*** Data to use ***

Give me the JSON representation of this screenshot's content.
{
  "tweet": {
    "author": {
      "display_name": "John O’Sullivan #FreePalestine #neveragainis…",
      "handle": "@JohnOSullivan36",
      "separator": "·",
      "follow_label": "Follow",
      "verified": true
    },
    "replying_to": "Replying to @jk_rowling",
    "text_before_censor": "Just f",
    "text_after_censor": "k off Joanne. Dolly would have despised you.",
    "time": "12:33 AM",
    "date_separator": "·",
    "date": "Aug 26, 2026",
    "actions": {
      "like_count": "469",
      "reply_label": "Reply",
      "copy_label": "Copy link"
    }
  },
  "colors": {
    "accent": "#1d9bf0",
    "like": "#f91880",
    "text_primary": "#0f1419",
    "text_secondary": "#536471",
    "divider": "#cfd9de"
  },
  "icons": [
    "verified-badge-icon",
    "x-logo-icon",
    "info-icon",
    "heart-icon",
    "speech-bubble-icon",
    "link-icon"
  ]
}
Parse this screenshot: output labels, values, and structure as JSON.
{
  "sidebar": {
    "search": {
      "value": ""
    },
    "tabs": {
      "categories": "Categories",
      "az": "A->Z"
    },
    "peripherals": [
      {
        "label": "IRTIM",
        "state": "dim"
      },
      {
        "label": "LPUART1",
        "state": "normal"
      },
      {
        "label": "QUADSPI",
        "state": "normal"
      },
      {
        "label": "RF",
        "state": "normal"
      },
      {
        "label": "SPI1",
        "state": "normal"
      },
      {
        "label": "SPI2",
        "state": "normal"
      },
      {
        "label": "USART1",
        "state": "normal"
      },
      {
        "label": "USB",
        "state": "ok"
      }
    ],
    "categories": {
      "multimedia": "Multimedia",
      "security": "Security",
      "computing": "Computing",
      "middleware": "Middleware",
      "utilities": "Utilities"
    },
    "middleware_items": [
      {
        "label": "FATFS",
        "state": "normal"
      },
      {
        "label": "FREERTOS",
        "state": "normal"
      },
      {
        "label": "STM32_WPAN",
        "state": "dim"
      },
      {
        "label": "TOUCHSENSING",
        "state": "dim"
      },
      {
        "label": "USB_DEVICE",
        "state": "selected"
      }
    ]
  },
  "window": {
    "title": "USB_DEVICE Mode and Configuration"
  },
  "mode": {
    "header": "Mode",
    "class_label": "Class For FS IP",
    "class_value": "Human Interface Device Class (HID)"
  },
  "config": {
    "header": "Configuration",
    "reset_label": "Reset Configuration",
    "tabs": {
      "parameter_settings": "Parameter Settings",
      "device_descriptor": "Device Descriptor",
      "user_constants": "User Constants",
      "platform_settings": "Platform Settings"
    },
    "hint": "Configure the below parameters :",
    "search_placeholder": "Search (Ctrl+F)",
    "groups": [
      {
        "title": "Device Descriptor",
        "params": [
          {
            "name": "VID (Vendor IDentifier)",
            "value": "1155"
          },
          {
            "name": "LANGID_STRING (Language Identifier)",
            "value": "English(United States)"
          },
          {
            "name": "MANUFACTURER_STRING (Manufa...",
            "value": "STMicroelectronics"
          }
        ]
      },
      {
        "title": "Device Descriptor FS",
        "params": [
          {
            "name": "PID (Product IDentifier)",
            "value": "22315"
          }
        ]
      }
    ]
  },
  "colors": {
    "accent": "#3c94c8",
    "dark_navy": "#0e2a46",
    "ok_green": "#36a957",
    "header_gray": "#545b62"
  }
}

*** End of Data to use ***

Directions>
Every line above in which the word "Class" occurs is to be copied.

Exercise solution>
    "class_label": "Class For FS IP",
    "class_value": "Human Interface Device Class (HID)"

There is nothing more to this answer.